Whenever a line below mentions the word "Channels", that line should be copied.

*Task data*.
• • • •

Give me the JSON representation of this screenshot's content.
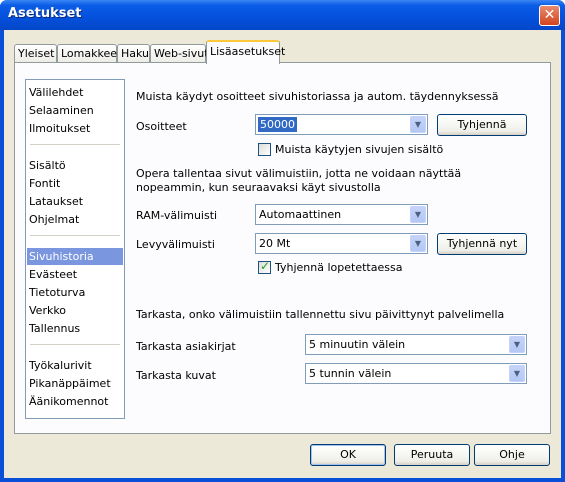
{
  "window": {
    "title": "Asetukset",
    "close_glyph": "✕"
  },
  "tabs": [
    {
      "label": "Yleiset"
    },
    {
      "label": "Lomakkeet"
    },
    {
      "label": "Haku"
    },
    {
      "label": "Web-sivut"
    },
    {
      "label": "Lisäasetukset",
      "active": true
    }
  ],
  "sidebar": {
    "groups": [
      [
        "Välilehdet",
        "Selaaminen",
        "Ilmoitukset"
      ],
      [
        "Sisältö",
        "Fontit",
        "Lataukset",
        "Ohjelmat"
      ],
      [
        "Sivuhistoria",
        "Evästeet",
        "Tietoturva",
        "Verkko",
        "Tallennus"
      ],
      [
        "Työkalurivit",
        "Pikanäppäimet",
        "Äänikomennot"
      ]
    ],
    "selected": "Sivuhistoria"
  },
  "history": {
    "heading": "Muista käydyt osoitteet sivuhistoriassa ja autom. täydennyksessä",
    "addresses_label": "Osoitteet",
    "addresses_value": "50000",
    "clear_button": "Tyhjennä",
    "remember_content_label": "Muista käytyjen sivujen sisältö",
    "remember_content_checked": false
  },
  "cache": {
    "description_line1": "Opera tallentaa sivut välimuistiin, jotta ne voidaan näyttää",
    "description_line2": "nopeammin, kun seuraavaksi käyt sivustolla",
    "ram_label": "RAM-välimuisti",
    "ram_value": "Automaattinen",
    "disk_label": "Levyvälimuisti",
    "disk_value": "20 Mt",
    "clear_now_button": "Tyhjennä nyt",
    "clear_on_exit_label": "Tyhjennä lopetettaessa",
    "clear_on_exit_checked": true
  },
  "check": {
    "heading": "Tarkasta, onko välimuistiin tallennettu sivu päivittynyt palvelimella",
    "documents_label": "Tarkasta asiakirjat",
    "documents_value": "5 minuutin välein",
    "images_label": "Tarkasta kuvat",
    "images_value": "5 tunnin välein"
  },
  "footer": {
    "ok": "OK",
    "cancel": "Peruuta",
    "help": "Ohje"
  },
  "icons": {
    "dropdown": "chevron-down-icon",
    "check": "checkmark-icon"
  }
}
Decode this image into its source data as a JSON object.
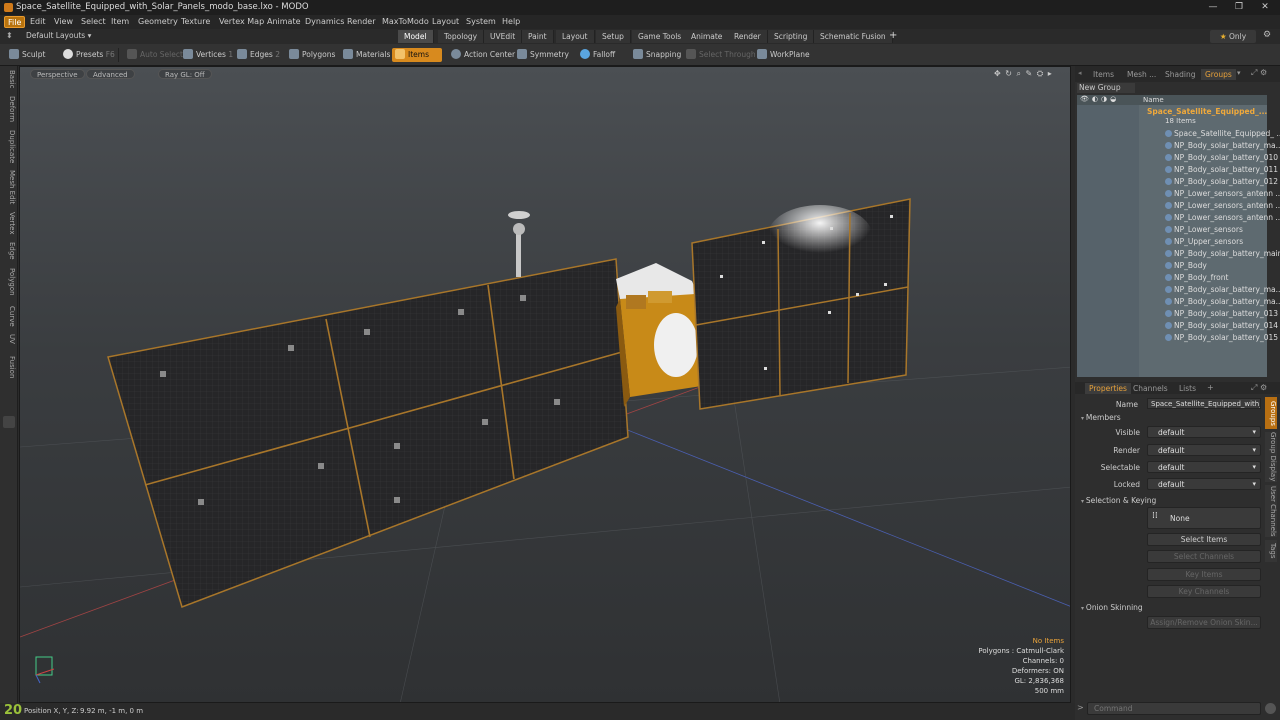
{
  "window": {
    "title": "Space_Satellite_Equipped_with_Solar_Panels_modo_base.lxo - MODO",
    "controls": [
      "—",
      "❐",
      "✕"
    ]
  },
  "menu": [
    "File",
    "Edit",
    "View",
    "Select",
    "Item",
    "Geometry",
    "Texture",
    "Vertex Map",
    "Animate",
    "Dynamics",
    "Render",
    "MaxToModo",
    "Layout",
    "System",
    "Help"
  ],
  "layouts": {
    "selector": "Default Layouts",
    "tabs": [
      "Model",
      "Topology",
      "UVEdit",
      "Paint",
      "Layout",
      "Setup",
      "Game Tools",
      "Animate",
      "Render",
      "Scripting",
      "Schematic Fusion"
    ],
    "active": "Model",
    "add": "+",
    "only": "Only"
  },
  "toolbar": {
    "sculpt": "Sculpt",
    "presets": "Presets",
    "presets_key": "F6",
    "auto_select": "Auto Select",
    "vertices": "Vertices",
    "vertices_key": "1",
    "edges": "Edges",
    "edges_key": "2",
    "polygons": "Polygons",
    "materials": "Materials",
    "items": "Items",
    "action_center": "Action Center",
    "symmetry": "Symmetry",
    "falloff": "Falloff",
    "snapping": "Snapping",
    "select_through": "Select Through",
    "workplane": "WorkPlane"
  },
  "left_tabs": [
    "Basic",
    "Deform",
    "Duplicate",
    "Mesh Edit",
    "Vertex",
    "Edge",
    "Polygon",
    "Curve",
    "UV",
    "Fusion"
  ],
  "viewport": {
    "view": "Perspective",
    "shading": "Advanced",
    "raygl": "Ray GL: Off",
    "stats": {
      "selection": "No Items",
      "polygons": "Polygons : Catmull-Clark",
      "channels": "Channels: 0",
      "deformers": "Deformers: ON",
      "gl": "GL: 2,836,368",
      "scale": "500 mm"
    }
  },
  "status": {
    "frame": "20",
    "position_label": "Position X, Y, Z:",
    "position_value": "9.92 m, -1 m, 0 m"
  },
  "groups_panel": {
    "tabs": [
      "Items",
      "Mesh ...",
      "Shading",
      "Groups"
    ],
    "active": "Groups",
    "new_group": "New Group",
    "column_name": "Name",
    "group_name": "Space_Satellite_Equipped_...",
    "group_count": "18 Items",
    "items": [
      "Space_Satellite_Equipped_ ...",
      "NP_Body_solar_battery_ma...",
      "NP_Body_solar_battery_010",
      "NP_Body_solar_battery_011",
      "NP_Body_solar_battery_012",
      "NP_Lower_sensors_antenn ...",
      "NP_Lower_sensors_antenn ...",
      "NP_Lower_sensors_antenn ...",
      "NP_Lower_sensors",
      "NP_Upper_sensors",
      "NP_Body_solar_battery_main",
      "NP_Body",
      "NP_Body_front",
      "NP_Body_solar_battery_ma...",
      "NP_Body_solar_battery_ma...",
      "NP_Body_solar_battery_013",
      "NP_Body_solar_battery_014",
      "NP_Body_solar_battery_015"
    ]
  },
  "properties_panel": {
    "tabs": [
      "Properties",
      "Channels",
      "Lists"
    ],
    "active": "Properties",
    "add": "+",
    "name_label": "Name",
    "name_value": "Space_Satellite_Equipped_with_S",
    "members": "Members",
    "visible_label": "Visible",
    "visible_value": "default",
    "render_label": "Render",
    "render_value": "default",
    "selectable_label": "Selectable",
    "selectable_value": "default",
    "locked_label": "Locked",
    "locked_value": "default",
    "selection_keying": "Selection & Keying",
    "none": "None",
    "select_items": "Select Items",
    "select_channels": "Select Channels",
    "key_items": "Key Items",
    "key_channels": "Key Channels",
    "onion_skinning": "Onion Skinning",
    "assign_onion": "Assign/Remove Onion Skin...",
    "side_tabs": [
      "Groups",
      "Group Display",
      "User Channels",
      "Tags"
    ]
  },
  "command": {
    "placeholder": "Command"
  }
}
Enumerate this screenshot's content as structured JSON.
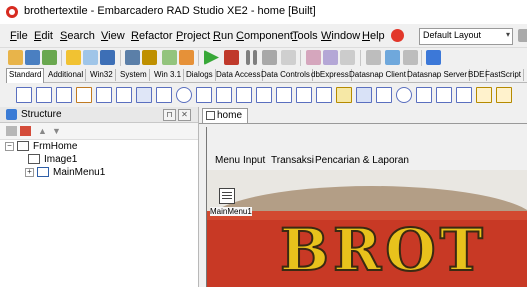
{
  "window": {
    "title": "brothertextile - Embarcadero RAD Studio XE2 - home [Built]"
  },
  "menubar": {
    "items": [
      "File",
      "Edit",
      "Search",
      "View",
      "Refactor",
      "Project",
      "Run",
      "Component",
      "Tools",
      "Window",
      "Help"
    ],
    "layout_select": "Default Layout"
  },
  "palette": {
    "tabs": [
      "Standard",
      "Additional",
      "Win32",
      "System",
      "Win 3.1",
      "Dialogs",
      "Data Access",
      "Data Controls",
      "dbExpress",
      "Datasnap Client",
      "Datasnap Server",
      "BDE",
      "FastScript"
    ],
    "active_tab": "Standard"
  },
  "structure": {
    "title": "Structure",
    "tree": [
      {
        "label": "FrmHome",
        "expander": "−"
      },
      {
        "label": "Image1"
      },
      {
        "label": "MainMenu1",
        "expander": "+"
      }
    ]
  },
  "editor": {
    "tab_label": "home",
    "form_menu": [
      "Menu",
      "Input",
      "Transaksi",
      "Pencarian & Laporan"
    ],
    "component_label": "MainMenu1",
    "banner_text": "BROT"
  },
  "icons": {
    "app": "delphi-icon",
    "help": "help-icon",
    "structure": "structure-icon"
  }
}
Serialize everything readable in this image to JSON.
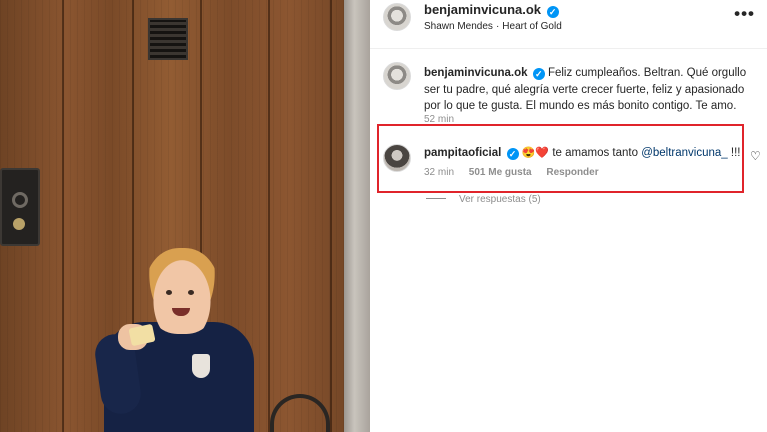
{
  "post": {
    "author": "benjaminvicuna.ok",
    "audio_artist": "Shawn Mendes",
    "audio_separator": "·",
    "audio_track": "Heart of Gold",
    "more_label": "•••"
  },
  "caption": {
    "username": "benjaminvicuna.ok",
    "text": "Feliz cumpleaños. Beltran. Qué orgullo ser tu padre, qué alegría verte crecer fuerte, feliz y apasionado por lo que te gusta. El mundo es más bonito contigo. Te amo.",
    "time": "52 min"
  },
  "comment": {
    "username": "pampitaoficial",
    "emojis": "😍❤️",
    "text_before": "te amamos tanto",
    "mention": "@beltranvicuna_",
    "text_after": "!!!",
    "time": "32 min",
    "likes": "501 Me gusta",
    "reply_label": "Responder",
    "view_replies": "Ver respuestas (5)"
  },
  "icons": {
    "verified": "verified-badge-icon",
    "like": "heart-outline-icon",
    "more": "more-options-icon"
  },
  "colors": {
    "verified": "#0095f6",
    "highlight_box": "#e0242b",
    "mention": "#00376b",
    "secondary_text": "#8e8e8e"
  }
}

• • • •

*Exercise result*.
      "channels": "Channels: 0",
      "Channels",
    "select_channels": "Select Channels",
    "key_channels": "Key Channels",
      "User Channels",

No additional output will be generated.